--- What is being asked ---
Once you find a line containing the word "Farmer" in the entries below, copy it.

--- Raw data ---
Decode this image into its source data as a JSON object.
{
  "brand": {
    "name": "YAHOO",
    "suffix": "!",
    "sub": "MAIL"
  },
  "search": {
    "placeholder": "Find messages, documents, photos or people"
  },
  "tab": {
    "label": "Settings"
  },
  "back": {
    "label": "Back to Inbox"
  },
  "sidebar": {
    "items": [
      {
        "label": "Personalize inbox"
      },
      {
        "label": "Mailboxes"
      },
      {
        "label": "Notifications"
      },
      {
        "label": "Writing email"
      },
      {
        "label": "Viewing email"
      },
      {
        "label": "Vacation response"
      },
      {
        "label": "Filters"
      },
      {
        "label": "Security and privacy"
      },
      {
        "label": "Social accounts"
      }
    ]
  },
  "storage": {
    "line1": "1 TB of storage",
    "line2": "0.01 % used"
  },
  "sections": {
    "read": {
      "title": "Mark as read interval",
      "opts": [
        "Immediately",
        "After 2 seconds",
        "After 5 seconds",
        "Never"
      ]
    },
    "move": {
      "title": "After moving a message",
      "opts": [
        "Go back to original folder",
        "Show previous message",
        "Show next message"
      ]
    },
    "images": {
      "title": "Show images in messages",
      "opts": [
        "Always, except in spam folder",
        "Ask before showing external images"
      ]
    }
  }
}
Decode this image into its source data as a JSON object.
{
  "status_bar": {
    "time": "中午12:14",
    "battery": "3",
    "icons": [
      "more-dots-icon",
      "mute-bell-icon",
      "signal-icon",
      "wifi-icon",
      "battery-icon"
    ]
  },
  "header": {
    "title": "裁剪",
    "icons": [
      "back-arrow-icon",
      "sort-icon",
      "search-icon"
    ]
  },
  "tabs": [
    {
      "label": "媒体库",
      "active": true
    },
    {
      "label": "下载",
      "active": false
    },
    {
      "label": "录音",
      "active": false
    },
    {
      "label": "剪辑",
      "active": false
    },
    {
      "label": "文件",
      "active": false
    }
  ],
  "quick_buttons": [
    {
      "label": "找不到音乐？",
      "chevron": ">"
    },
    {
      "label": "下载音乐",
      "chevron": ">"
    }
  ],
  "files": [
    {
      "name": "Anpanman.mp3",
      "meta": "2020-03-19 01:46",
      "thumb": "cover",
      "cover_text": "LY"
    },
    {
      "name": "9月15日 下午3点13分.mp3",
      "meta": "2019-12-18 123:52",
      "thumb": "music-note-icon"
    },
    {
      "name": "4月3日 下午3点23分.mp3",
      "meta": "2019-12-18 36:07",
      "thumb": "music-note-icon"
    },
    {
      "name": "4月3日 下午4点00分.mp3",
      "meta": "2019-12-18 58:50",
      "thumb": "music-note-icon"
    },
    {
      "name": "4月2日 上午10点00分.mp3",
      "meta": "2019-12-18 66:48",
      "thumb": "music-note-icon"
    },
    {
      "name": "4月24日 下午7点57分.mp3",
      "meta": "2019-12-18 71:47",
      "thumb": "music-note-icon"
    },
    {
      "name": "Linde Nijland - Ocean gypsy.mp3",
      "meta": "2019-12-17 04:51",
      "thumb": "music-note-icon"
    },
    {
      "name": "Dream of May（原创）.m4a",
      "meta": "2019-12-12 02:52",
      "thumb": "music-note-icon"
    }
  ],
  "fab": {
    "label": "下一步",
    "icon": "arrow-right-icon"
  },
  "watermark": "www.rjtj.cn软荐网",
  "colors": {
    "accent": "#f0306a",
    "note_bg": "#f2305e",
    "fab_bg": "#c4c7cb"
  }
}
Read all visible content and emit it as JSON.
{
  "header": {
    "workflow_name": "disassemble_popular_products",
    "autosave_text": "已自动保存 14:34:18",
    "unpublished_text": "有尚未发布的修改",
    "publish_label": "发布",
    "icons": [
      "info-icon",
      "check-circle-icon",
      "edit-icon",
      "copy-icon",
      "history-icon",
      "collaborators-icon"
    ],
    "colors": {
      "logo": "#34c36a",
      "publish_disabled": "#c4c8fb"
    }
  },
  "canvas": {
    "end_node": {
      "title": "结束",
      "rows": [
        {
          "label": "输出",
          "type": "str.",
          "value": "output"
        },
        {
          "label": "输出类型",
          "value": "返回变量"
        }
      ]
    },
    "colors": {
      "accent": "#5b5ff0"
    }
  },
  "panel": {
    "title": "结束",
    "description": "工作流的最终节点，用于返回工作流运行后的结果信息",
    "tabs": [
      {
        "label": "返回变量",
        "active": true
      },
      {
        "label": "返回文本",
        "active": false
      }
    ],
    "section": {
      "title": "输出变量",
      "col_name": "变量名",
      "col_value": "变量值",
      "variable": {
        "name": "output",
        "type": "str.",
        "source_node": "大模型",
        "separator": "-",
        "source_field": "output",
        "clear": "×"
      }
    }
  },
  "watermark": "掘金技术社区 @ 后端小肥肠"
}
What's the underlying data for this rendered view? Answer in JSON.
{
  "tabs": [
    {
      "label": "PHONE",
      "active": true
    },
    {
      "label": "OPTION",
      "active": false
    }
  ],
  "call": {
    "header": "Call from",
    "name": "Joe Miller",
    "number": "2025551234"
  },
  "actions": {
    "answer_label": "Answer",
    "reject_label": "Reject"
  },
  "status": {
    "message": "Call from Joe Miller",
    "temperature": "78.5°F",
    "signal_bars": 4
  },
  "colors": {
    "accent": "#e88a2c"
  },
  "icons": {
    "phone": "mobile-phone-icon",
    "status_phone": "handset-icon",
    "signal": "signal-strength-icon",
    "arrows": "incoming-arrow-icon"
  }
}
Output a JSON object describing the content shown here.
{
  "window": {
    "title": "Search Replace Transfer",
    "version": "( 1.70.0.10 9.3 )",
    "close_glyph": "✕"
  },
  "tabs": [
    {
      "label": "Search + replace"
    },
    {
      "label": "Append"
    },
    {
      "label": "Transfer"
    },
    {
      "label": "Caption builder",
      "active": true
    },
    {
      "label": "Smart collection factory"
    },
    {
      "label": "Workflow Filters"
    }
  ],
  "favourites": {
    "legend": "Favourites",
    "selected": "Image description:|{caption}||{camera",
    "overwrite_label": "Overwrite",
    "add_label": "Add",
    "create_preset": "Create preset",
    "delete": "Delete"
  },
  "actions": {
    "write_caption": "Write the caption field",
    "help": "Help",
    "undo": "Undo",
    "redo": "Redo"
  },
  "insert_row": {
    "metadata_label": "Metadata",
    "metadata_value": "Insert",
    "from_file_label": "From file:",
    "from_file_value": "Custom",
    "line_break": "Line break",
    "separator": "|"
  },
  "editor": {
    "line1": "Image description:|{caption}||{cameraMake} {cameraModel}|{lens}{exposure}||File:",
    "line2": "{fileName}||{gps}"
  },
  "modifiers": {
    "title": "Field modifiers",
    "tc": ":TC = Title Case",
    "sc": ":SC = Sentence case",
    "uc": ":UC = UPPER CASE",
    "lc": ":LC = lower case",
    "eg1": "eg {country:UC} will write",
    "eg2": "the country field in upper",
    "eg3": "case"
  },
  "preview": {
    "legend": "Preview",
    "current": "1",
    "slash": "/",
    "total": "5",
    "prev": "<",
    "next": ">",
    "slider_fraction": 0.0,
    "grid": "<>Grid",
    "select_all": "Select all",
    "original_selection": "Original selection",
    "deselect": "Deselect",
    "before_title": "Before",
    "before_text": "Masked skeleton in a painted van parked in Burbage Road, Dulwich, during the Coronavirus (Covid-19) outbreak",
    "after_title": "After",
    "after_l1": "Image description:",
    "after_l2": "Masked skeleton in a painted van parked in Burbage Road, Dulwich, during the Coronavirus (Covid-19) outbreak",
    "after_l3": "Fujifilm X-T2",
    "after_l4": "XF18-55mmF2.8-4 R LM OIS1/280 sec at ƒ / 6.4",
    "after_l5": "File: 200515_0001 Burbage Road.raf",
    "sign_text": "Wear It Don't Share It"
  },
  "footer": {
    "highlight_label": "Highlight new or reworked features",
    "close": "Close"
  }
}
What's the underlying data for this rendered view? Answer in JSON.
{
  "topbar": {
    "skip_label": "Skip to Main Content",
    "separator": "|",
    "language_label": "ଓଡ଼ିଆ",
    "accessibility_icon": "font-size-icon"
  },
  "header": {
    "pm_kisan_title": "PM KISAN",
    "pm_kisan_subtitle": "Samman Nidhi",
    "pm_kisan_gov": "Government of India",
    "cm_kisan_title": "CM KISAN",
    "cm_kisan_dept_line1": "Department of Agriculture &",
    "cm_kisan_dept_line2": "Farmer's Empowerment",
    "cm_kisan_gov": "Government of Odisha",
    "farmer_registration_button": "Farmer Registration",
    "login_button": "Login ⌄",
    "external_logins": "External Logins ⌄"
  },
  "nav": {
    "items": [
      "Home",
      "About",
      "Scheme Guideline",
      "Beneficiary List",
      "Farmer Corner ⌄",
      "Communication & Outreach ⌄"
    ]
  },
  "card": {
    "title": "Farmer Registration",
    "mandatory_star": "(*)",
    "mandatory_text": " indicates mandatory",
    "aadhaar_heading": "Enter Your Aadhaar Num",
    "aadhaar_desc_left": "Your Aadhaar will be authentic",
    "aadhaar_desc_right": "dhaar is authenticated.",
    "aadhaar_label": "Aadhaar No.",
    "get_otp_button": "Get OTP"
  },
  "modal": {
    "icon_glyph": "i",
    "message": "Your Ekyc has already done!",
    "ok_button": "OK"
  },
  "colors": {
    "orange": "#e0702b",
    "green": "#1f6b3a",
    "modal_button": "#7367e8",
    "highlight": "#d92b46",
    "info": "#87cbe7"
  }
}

--- Task output ---
    "cm_kisan_dept_line2": "Farmer's Empowerment",
    "farmer_registration_button": "Farmer Registration",
      "Farmer Corner ⌄",
    "title": "Farmer Registration",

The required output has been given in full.